According to three sources, the State Department informed the Senate and House of Representatives committees in charge of regulating arms sales on Thursday that it intended to move forward with the proposed agreement.

NATO member Turkey requested in October 2021 to buy 40 Lockheed Martin Corp F-16 fighters and nearly 80 modernization kits for its existing warplanes. Technical talks between the two sides recently concluded.

The Biden administration has said it supports the sale and has been in touch for months with Congress on an informal basis to win its approval. However, it has failed so far to secure a green light.

“As I have repeatedly made clear, I strongly oppose the Biden administration’s proposed sale of new F-16 aircraft to Turkey,” Senator Bob Menendez, Democratic chairman of the Senate Foreign Relations Committee, said in a statement.
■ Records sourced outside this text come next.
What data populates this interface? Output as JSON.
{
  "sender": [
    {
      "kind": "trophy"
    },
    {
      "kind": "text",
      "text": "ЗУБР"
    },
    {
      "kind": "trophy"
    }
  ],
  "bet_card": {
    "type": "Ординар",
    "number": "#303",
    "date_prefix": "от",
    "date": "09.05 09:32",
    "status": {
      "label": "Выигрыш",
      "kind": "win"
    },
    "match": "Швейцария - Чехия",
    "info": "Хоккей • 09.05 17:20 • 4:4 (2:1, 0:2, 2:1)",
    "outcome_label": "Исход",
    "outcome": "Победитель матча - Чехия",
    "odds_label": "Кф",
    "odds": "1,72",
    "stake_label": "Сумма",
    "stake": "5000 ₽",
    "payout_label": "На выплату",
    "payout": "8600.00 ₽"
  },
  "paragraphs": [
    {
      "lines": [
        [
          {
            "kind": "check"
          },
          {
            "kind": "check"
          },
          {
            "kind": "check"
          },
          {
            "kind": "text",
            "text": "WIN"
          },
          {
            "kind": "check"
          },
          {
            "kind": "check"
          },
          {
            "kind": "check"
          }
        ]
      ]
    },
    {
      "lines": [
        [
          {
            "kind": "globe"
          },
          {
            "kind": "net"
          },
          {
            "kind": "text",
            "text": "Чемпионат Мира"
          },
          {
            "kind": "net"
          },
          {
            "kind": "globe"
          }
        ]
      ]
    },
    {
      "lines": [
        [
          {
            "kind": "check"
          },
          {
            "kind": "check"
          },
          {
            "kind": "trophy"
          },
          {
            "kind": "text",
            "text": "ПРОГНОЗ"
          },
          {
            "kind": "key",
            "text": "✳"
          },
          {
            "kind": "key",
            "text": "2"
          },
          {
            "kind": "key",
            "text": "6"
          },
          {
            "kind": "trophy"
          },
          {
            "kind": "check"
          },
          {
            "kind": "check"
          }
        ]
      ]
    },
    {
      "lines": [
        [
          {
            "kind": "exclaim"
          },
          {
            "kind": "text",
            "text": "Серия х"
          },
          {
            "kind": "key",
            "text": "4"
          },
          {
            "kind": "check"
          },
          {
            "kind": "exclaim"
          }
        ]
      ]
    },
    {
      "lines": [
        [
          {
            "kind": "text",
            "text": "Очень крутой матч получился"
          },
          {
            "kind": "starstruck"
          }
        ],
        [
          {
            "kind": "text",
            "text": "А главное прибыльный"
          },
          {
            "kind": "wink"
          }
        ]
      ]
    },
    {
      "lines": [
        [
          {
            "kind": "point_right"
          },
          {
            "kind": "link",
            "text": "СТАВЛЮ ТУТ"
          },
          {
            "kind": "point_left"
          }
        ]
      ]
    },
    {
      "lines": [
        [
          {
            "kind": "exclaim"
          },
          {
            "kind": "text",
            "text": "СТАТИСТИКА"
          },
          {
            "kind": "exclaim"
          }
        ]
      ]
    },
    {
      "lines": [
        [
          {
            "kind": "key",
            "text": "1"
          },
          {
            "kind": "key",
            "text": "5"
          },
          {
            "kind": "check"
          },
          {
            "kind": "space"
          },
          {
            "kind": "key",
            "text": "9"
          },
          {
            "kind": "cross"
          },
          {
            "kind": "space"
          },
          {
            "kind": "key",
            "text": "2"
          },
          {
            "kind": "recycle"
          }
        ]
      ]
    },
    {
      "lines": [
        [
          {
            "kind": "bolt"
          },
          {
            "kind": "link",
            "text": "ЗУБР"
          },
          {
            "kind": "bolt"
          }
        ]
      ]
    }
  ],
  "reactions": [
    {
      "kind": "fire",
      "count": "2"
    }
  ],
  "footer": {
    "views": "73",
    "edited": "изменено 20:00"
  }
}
While the sale is still in the informal review process, Congress is also unlikely to approve the sale as long as Turkey refuses to proceed with the ratification of Sweden and Finland’s NATO membership.

In reaction to Russia’s invasion of Ukraine, the two countries renounced their decades-long neutrality last May and asked to join NATO. Turkey opposed and said the countries were harboring militants, including members of the banned Kurdistan Workers’ Party (PKK), and demanded action.

Ibrahim Kalin, the main foreign policy advisor and spokesperson for Turkish President Tayyip Erdogan, claimed that Washington’s demands for the fighter aircraft delivery were “endless” during a press conference on Saturday.

“That’s not a fair game,” Kalin added, “if they keep pushing Turkey in different areas with F-16 (and) F-35 penalties, and when Turkey reacts, they blame Turkey again.” “They seem to have an infinite list of expectations. Something is always there.”

  • Reuters